**YOUR ASSIGNMENT:** Could you set down exactly the lines that start at the one containing "Transcribe this image's" and end at the final line of the material below?

◇ ◇ ◇ ◇

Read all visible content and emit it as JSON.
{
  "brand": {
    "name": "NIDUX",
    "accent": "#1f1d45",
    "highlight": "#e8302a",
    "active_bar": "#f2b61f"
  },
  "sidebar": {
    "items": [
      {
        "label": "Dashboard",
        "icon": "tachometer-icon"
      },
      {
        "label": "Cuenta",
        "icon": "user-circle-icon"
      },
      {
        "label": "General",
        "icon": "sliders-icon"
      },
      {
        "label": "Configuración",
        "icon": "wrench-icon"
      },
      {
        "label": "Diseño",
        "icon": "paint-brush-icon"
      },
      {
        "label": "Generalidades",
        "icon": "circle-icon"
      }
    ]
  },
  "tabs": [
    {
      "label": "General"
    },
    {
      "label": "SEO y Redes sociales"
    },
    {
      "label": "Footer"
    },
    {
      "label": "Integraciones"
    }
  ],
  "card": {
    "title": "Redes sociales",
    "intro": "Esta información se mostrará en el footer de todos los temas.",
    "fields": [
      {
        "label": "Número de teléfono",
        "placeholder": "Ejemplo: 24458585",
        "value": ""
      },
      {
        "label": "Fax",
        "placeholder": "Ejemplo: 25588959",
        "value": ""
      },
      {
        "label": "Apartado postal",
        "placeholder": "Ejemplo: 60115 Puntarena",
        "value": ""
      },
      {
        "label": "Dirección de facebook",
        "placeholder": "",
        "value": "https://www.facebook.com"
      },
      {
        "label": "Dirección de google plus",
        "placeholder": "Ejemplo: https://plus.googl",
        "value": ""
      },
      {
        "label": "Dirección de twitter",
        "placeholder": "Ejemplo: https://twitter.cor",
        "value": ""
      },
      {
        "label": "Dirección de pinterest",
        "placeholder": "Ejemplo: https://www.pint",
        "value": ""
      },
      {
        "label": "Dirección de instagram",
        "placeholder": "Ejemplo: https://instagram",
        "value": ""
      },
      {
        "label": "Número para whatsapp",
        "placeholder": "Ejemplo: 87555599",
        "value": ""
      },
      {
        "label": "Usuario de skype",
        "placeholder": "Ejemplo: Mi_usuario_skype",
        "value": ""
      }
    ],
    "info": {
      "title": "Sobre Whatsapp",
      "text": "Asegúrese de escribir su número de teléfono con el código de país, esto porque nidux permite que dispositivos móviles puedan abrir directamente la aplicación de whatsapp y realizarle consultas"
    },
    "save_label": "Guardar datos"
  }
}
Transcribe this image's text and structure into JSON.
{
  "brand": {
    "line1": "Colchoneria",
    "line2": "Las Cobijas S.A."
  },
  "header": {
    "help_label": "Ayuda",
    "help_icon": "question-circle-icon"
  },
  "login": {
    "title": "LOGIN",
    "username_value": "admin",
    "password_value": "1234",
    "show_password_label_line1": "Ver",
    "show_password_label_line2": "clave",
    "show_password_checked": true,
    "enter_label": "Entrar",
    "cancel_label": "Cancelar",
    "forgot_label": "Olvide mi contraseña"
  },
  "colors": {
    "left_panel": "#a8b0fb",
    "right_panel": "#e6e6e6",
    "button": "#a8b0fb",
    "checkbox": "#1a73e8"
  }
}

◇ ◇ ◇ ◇

**FINAL ANSWER:**
Transcribe this image's text and structure into JSON.
{
  "brand": {
    "line1": "Colchoneria",
    "line2": "Las Cobijas S.A."
  },
  "header": {
    "help_label": "Ayuda",
    "help_icon": "question-circle-icon"
  },
  "login": {
    "title": "LOGIN",
    "username_value": "admin",
    "password_value": "1234",
    "show_password_label_line1": "Ver",
    "show_password_label_line2": "clave",
    "show_password_checked": true,
    "enter_label": "Entrar",
    "cancel_label": "Cancelar",
    "forgot_label": "Olvide mi contraseña"
  },
  "colors": {
    "left_panel": "#a8b0fb",
    "right_panel": "#e6e6e6",
    "button": "#a8b0fb",
    "checkbox": "#1a73e8"
  }
}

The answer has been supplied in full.